“The Committee [House Committee on Veterans’ Affairs] believes that the employee should make every effort, when possible, to give timely notice.  The issue of timely notice should be considered on a case-by-case basis.  In the event that an employee is notified by military authorities at the last minute of impending military duty, resulting short notice given to the employer should be considered timely.  On the other hand, last-minute notice, which could have been given earlier by the employee but was unjustifiably not given, and which causes severe disruption to the employer’s operation, should be viewed unfavorably.  Lack of a timely notification which does not result in harm to the employer should not be a sufficient basis to deny reemployment rights.”

House Report No. 103-65, 1994 United States Code Congressional & Administrative News 2449, 2459 (emphasis supplied).

After CC fired him, Pfunk promptly complained to the Veterans’ Employment and Training Service of the United States Department of Labor (DOL-VETS), in accordance with section 4322(a) of USERRA, 38 U.S.C. 4322(a).  DOL-VETS investigated his complaint, in accordance with 38 U.S.C. 4322(d), and found it to have merit.  DOL-VETS tried to persuade CC and Francesco to come into compliance, but the employer was unwilling to comply.  DOL-VETS then referred the case to DOJ, in accordance with 38 U.S.C. 4323(a).  DOJ agreed that the case had merit, and DOJ filed suit on behalf of Pfunk on December 10, 2012.

In some prior Law Review articles[4] I have criticized DOL-VETS and DOJ for slowness, so let me congratulate them for the expeditiousness with which they have handled the Pfunk case.  This lawsuit was filed just eight months after CC fired Pfunk.

 


[1] The 6th Circuit is the federal appellate court that sits in Cincinnati and hears appeals from district courts in Kentucky, Michigan, Ohio, and Tennessee.

[2] I invite the reader’s attention to www.servicemembers-lawcenter.org.  You will find 818 articles about USERRA and other laws that are especially pertinent to those who serve our country in uniform.  You will also find a detailed Subject Index and a search function, to facilitate finding articles about very specific topics.  I initiated this column in 1997, and we add new articles each week.

[3] All involuntary service and some voluntary service (including reserve training) are exempted from the computation of the five-year limit.  Please see Law Review 201 for a definitive discussion of what counts and what does not count.

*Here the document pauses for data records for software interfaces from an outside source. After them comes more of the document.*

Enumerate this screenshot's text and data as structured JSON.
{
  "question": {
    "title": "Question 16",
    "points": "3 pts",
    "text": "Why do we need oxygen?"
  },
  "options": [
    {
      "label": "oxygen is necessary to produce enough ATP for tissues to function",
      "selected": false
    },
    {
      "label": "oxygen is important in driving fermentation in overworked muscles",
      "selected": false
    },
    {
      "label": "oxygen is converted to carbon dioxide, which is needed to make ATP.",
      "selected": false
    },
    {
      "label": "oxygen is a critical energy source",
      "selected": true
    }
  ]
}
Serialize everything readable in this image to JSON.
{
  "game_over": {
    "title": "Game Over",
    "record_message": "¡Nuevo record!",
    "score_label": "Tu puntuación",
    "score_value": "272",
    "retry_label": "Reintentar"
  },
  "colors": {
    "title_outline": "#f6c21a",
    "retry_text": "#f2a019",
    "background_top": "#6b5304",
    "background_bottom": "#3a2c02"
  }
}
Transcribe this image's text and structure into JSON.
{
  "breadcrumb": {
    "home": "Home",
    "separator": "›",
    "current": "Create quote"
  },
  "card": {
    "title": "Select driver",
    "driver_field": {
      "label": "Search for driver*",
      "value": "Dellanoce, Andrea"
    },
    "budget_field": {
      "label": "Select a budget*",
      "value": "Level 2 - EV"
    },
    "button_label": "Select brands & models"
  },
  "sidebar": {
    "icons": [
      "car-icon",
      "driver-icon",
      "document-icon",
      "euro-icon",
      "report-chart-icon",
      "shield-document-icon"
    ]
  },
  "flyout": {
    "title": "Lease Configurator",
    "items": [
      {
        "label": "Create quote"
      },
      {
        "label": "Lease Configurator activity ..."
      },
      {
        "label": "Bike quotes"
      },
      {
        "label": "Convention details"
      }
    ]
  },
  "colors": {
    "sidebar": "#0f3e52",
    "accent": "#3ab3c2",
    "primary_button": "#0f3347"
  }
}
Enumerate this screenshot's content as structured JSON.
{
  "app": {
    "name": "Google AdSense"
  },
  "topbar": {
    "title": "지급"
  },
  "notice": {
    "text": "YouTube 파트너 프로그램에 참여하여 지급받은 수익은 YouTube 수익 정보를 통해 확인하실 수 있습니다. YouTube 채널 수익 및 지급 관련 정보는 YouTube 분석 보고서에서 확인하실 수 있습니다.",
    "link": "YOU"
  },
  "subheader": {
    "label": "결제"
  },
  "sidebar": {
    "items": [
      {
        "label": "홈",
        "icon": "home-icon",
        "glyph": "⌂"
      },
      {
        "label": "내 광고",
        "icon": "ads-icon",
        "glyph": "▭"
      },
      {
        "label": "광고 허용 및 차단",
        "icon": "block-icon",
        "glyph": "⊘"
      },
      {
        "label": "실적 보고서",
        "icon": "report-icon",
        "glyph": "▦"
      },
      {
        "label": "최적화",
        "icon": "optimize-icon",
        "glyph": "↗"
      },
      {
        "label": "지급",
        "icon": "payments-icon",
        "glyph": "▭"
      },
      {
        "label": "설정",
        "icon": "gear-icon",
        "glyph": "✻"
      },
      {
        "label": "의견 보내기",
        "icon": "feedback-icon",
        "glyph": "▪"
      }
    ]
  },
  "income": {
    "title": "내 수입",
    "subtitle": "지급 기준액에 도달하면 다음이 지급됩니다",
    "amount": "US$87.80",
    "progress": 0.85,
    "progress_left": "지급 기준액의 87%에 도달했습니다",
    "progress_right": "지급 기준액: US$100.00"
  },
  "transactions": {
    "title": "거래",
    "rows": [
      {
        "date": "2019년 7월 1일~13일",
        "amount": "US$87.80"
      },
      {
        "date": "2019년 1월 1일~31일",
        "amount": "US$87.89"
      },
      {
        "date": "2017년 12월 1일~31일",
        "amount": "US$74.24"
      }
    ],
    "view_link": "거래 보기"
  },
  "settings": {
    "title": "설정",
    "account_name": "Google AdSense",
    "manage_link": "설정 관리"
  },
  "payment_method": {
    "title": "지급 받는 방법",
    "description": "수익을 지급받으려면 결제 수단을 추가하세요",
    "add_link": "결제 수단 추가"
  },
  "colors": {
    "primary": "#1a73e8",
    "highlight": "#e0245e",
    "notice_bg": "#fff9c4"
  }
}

[4] See, e.g., Law Review 12108 (November 2012).


Update—June 2016

William Pfunk and DOJ prevailed in this lawsuit. Please see Law Review 16050 (June 2016).